F1 set for 'closer' 2016 battle – Gutierrez
(GMM) Esteban Gutierrez thinks formula one is set for a more exciting season in 2016.
This year, the fight at the front was monopolized by the utter dominance of Mercedes, as Lewis Hamilton and Nico Rosberg shared 16 of the 19 wins between them.
But Mercedes team chairman Niki Lauda told La Gazzetta dello Sport that Ferrari is "on the right path to make even further progress" in 2016.
Mexican Gutierrez was Ferrari's reserve driver in 2015, and he told the Spanish sports daily Marca: "Personally I believe that it is going to be closer between the first three or four teams" in 2016.
"There is the news about the return of Renault," he added, "although that is more for the following years, but I also believe that McLaren is going to recover.
"It (McLaren) is a very good team and I don't think their car was bad – I'm referring to the chassis – as far as I could tell.
"I believe that a good time for F1 is coming," said Gutierrez, the former Sauber driver who is returning to the grid next year with the new American team Haas.
|Jos Verstappen (L) and son Max|
Verstappen chooses son Max over Le Mans return
(GMM) Jos Verstappen will not race at Le Mans next year as he prefers instead to focus on supporting the F1 career of his son Max.
Since his last grand prix in 2003, Jos has contested the fabled 24 hour endurance race a couple of times and was reportedly considering a return for 2016.
But next year, Le Mans is in a controversial scheduling clash with the inaugural European grand prix in Azerbaijan, meaning 2015 winner Nico Hulkenberg cannot defend his title.
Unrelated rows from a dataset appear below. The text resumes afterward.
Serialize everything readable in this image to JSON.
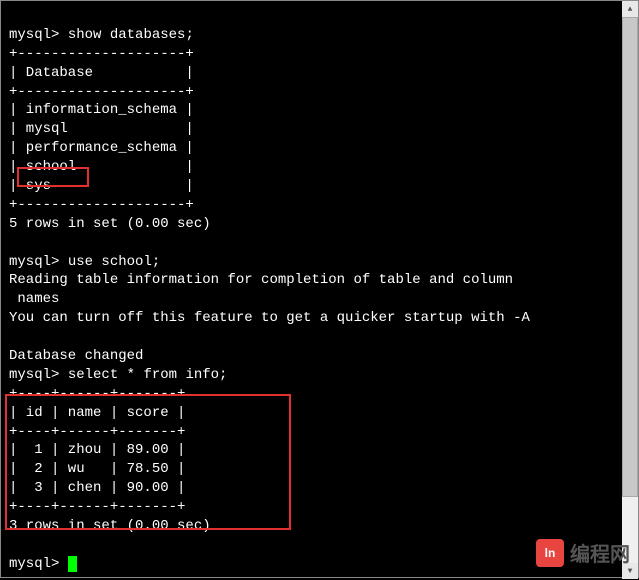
{
  "terminal": {
    "prompt": "mysql>",
    "command_1": "show databases;",
    "db_header_sep": "+--------------------+",
    "db_header": "| Database           |",
    "databases": [
      "| information_schema |",
      "| mysql              |",
      "| performance_schema |",
      "| school             |",
      "| sys                |"
    ],
    "db_result": "5 rows in set (0.00 sec)",
    "command_2": "use school;",
    "msg_1": "Reading table information for completion of table and column\n names",
    "msg_2": "You can turn off this feature to get a quicker startup with -A",
    "msg_3": "Database changed",
    "command_3": "select * from info;",
    "info_sep": "+----+------+-------+",
    "info_header": "| id | name | score |",
    "info_rows": [
      "|  1 | zhou | 89.00 |",
      "|  2 | wu   | 78.50 |",
      "|  3 | chen | 90.00 |"
    ],
    "info_result": "3 rows in set (0.00 sec)"
  },
  "chart_data": {
    "type": "table",
    "title": "info",
    "columns": [
      "id",
      "name",
      "score"
    ],
    "rows": [
      {
        "id": 1,
        "name": "zhou",
        "score": 89.0
      },
      {
        "id": 2,
        "name": "wu",
        "score": 78.5
      },
      {
        "id": 3,
        "name": "chen",
        "score": 90.0
      }
    ]
  },
  "watermark": {
    "icon_text": "ln",
    "text": "编程网"
  }
}
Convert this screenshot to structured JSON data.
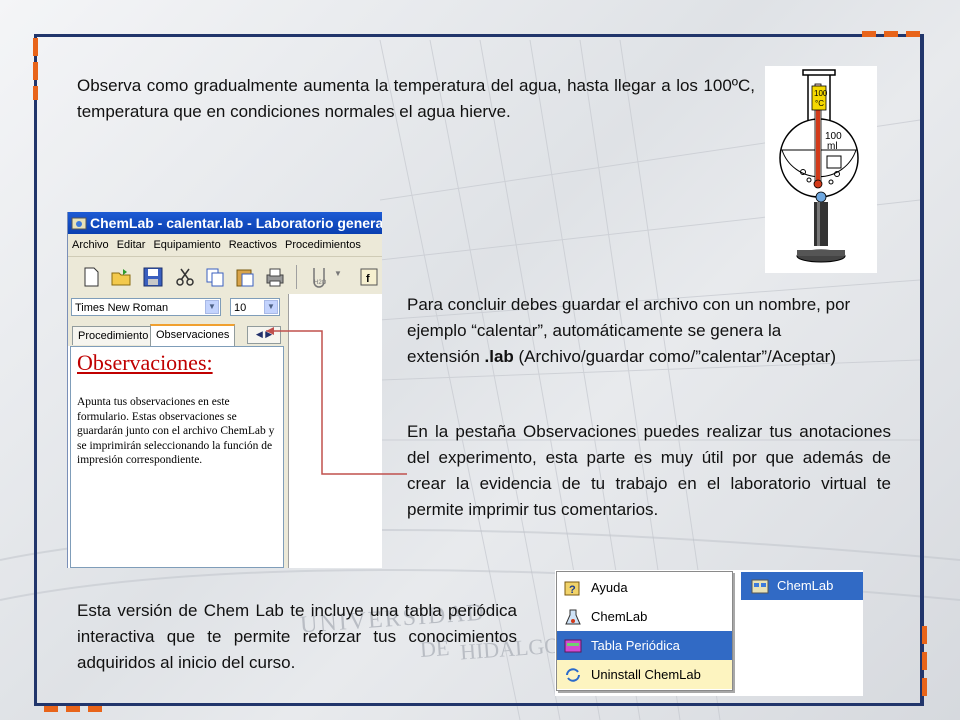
{
  "slide": {
    "paragraph_top": "Observa como gradualmente  aumenta la temperatura del agua, hasta llegar a los 100ºC, temperatura que en condiciones normales el agua hierve.",
    "paragraph_save": [
      "Para concluir debes guardar el archivo con un nombre, por ejemplo “calentar”, automáticamente se genera la extensión ",
      ".lab",
      " (Archivo/guardar como/”calentar”/Aceptar)"
    ],
    "paragraph_obs": "En la pestaña Observaciones puedes realizar tus anotaciones del experimento, esta parte es muy útil por que además de crear la evidencia de tu trabajo en el laboratorio virtual te permite imprimir tus comentarios.",
    "paragraph_table": "Esta versión de Chem Lab te incluye una tabla periódica interactiva que te permite reforzar tus conocimientos adquiridos al inicio del curso.",
    "watermark": [
      "UNIVERSIDAD",
      "DE",
      "HIDALGO"
    ]
  },
  "chemlab_window": {
    "title": "ChemLab - calentar.lab - Laboratorio general",
    "menu": [
      "Archivo",
      "Editar",
      "Equipamiento",
      "Reactivos",
      "Procedimientos"
    ],
    "font_name": "Times New Roman",
    "font_size": "10",
    "tabs": [
      "Procedimiento",
      "Observaciones"
    ],
    "active_tab": "Observaciones",
    "obs_heading": "Observaciones:",
    "obs_body": "Apunta tus observaciones en este formulario. Estas observaciones se guardarán junto con el archivo ChemLab  y se imprimirán seleccionando la función de impresión correspondiente.",
    "toolbar_icons": [
      "new-file-icon",
      "open-folder-icon",
      "save-icon",
      "cut-icon",
      "copy-icon",
      "paste-icon",
      "print-icon",
      "h2o-icon",
      "f-icon"
    ]
  },
  "flask": {
    "thermometer_label": "100\n°C",
    "volume_label": "100\nml"
  },
  "start_menu": {
    "items": [
      "Ayuda",
      "ChemLab",
      "Tabla Periódica",
      "Uninstall ChemLab"
    ],
    "selected": "Tabla Periódica",
    "side_item": "ChemLab",
    "colors": {
      "highlight": "#316ac5",
      "uninstall_bg": "#fdf4c0"
    }
  },
  "colors": {
    "frame": "#21356b",
    "accent": "#e8641a",
    "heading_red": "#c00000",
    "titlebar": "#1d5bd4"
  }
}
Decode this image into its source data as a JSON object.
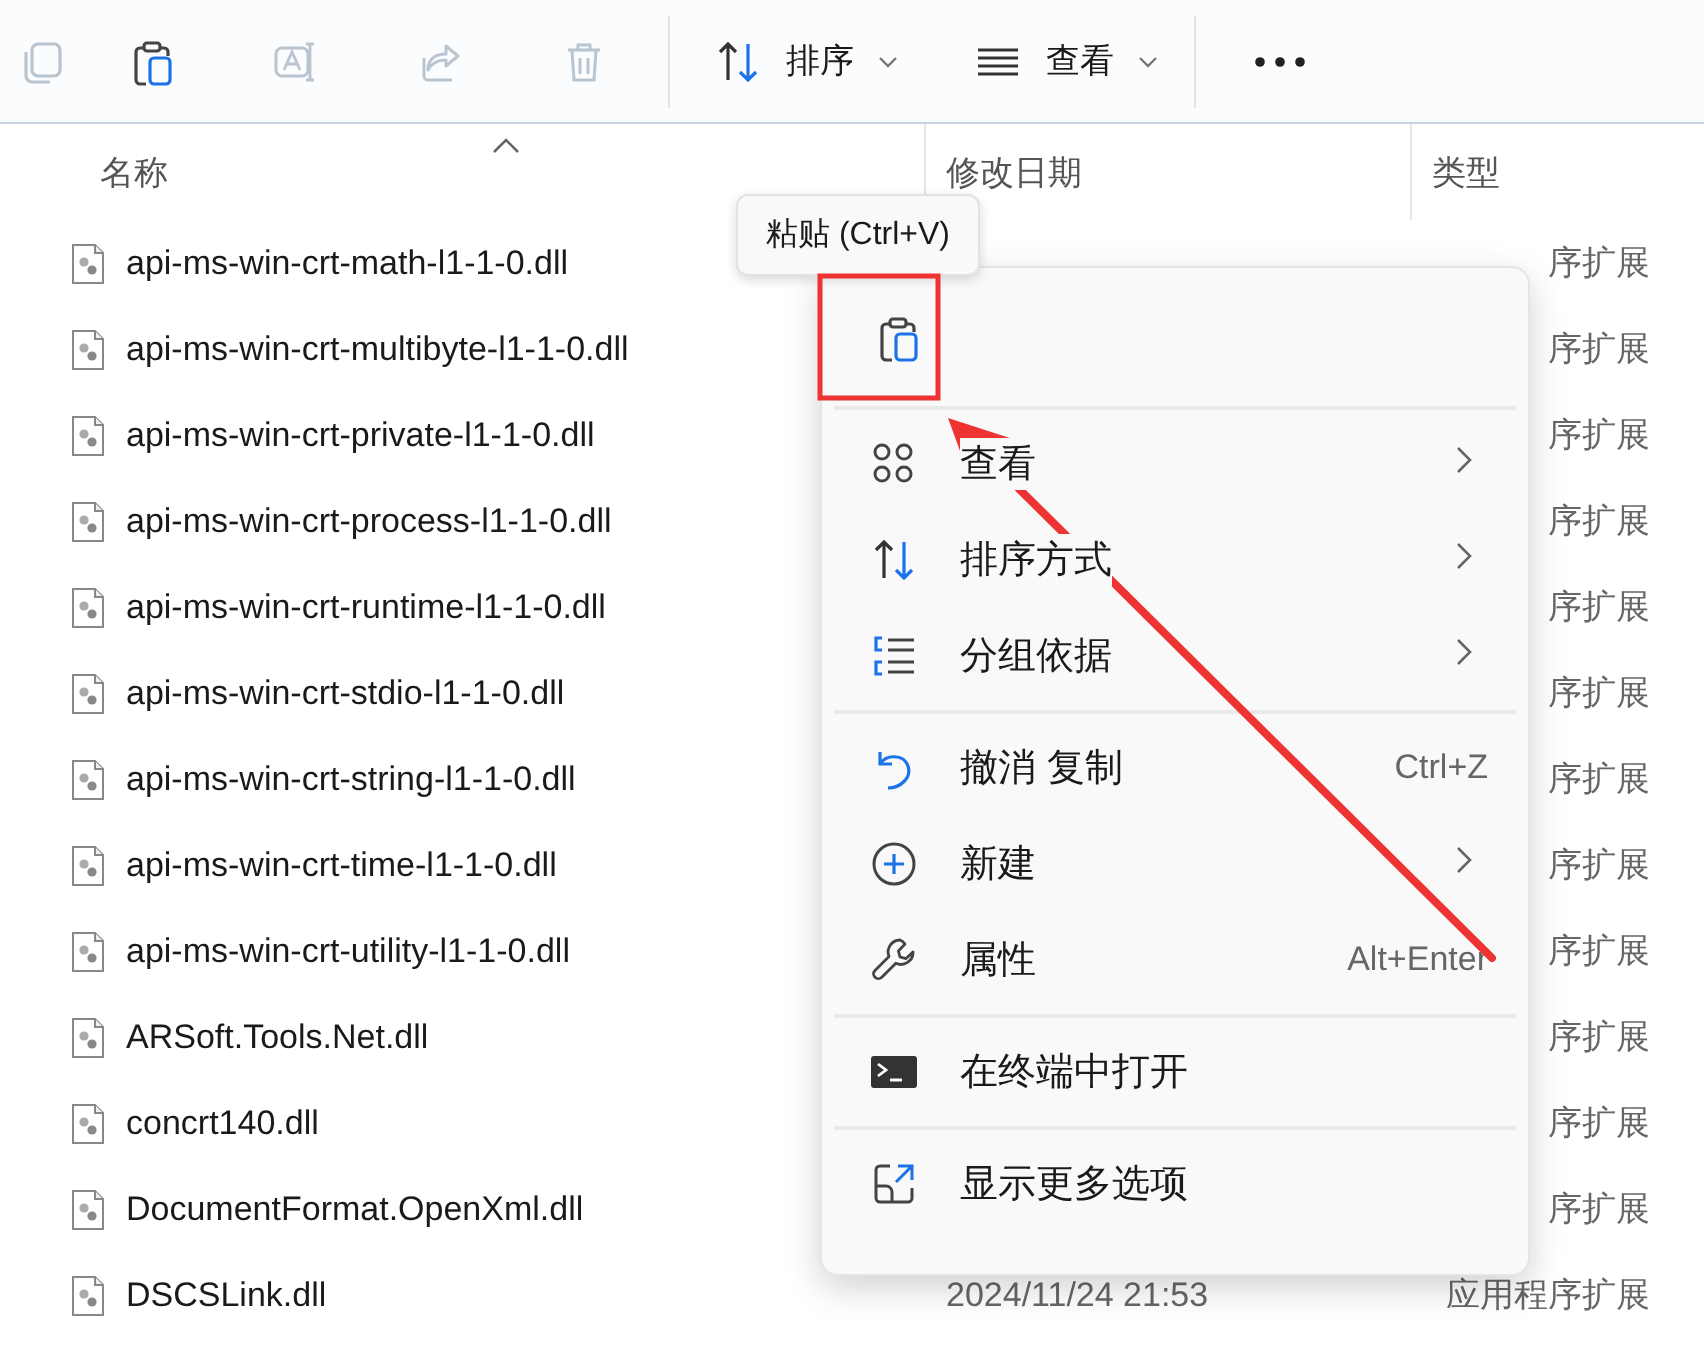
{
  "toolbar": {
    "actions": [
      {
        "kind": "copy",
        "disabled": true
      },
      {
        "kind": "paste",
        "disabled": false
      },
      {
        "kind": "rename",
        "disabled": true
      },
      {
        "kind": "share",
        "disabled": true
      },
      {
        "kind": "delete",
        "disabled": true
      }
    ],
    "menus": [
      {
        "kind": "sort",
        "label": "排序"
      },
      {
        "kind": "view",
        "label": "查看"
      }
    ]
  },
  "table": {
    "columns": [
      {
        "label": "名称",
        "sorted": true
      },
      {
        "label": "修改日期",
        "sorted": false
      },
      {
        "label": "类型",
        "sorted": false
      }
    ],
    "rows": [
      {
        "name": "api-ms-win-crt-math-l1-1-0.dll",
        "type": "序扩展"
      },
      {
        "name": "api-ms-win-crt-multibyte-l1-1-0.dll",
        "type": "序扩展"
      },
      {
        "name": "api-ms-win-crt-private-l1-1-0.dll",
        "type": "序扩展"
      },
      {
        "name": "api-ms-win-crt-process-l1-1-0.dll",
        "type": "序扩展"
      },
      {
        "name": "api-ms-win-crt-runtime-l1-1-0.dll",
        "type": "序扩展"
      },
      {
        "name": "api-ms-win-crt-stdio-l1-1-0.dll",
        "type": "序扩展"
      },
      {
        "name": "api-ms-win-crt-string-l1-1-0.dll",
        "type": "序扩展"
      },
      {
        "name": "api-ms-win-crt-time-l1-1-0.dll",
        "type": "序扩展"
      },
      {
        "name": "api-ms-win-crt-utility-l1-1-0.dll",
        "type": "序扩展"
      },
      {
        "name": "ARSoft.Tools.Net.dll",
        "type": "序扩展"
      },
      {
        "name": "concrt140.dll",
        "type": "序扩展"
      },
      {
        "name": "DocumentFormat.OpenXml.dll",
        "type": "序扩展"
      },
      {
        "name": "DSCSLink.dll",
        "modified": "2024/11/24 21:53",
        "type": "应用程序扩展"
      }
    ]
  },
  "tooltip": {
    "text": "粘贴 (Ctrl+V)"
  },
  "context_menu": {
    "top_actions": [
      {
        "kind": "paste",
        "highlighted": true
      }
    ],
    "groups": [
      [
        {
          "kind": "view",
          "label": "查看",
          "submenu": true
        },
        {
          "kind": "sort",
          "label": "排序方式",
          "submenu": true
        },
        {
          "kind": "group",
          "label": "分组依据",
          "submenu": true
        }
      ],
      [
        {
          "kind": "undo",
          "label": "撤消 复制",
          "shortcut": "Ctrl+Z",
          "submenu": false
        },
        {
          "kind": "new",
          "label": "新建",
          "submenu": true
        },
        {
          "kind": "properties",
          "label": "属性",
          "shortcut": "Alt+Enter",
          "submenu": false
        }
      ],
      [
        {
          "kind": "terminal",
          "label": "在终端中打开",
          "submenu": false
        }
      ],
      [
        {
          "kind": "more",
          "label": "显示更多选项",
          "submenu": false
        }
      ]
    ]
  }
}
And Verstappen, the 43-year-old father of Toro Rosso's teenage sensation, told BNR Nieuwsradio that he will also be in Baku rather than at Le Mans next June.
That is despite the fact that talks with former Le Mans winner Jan Lammers and Frits van Eerd – owner of personal sponsor Jumbo – had taken place about a potential Le Mans foray for 2016.
"It didn't fit into the program this time," Jos revealed.
"At the moment I am concentrating everything on Max. I think it (Le Mans) would be nice of course, and of course I want to race.
"But I think at this moment, Max is most important. I want him to win races, I want him to be world champion," Verstappen snr added.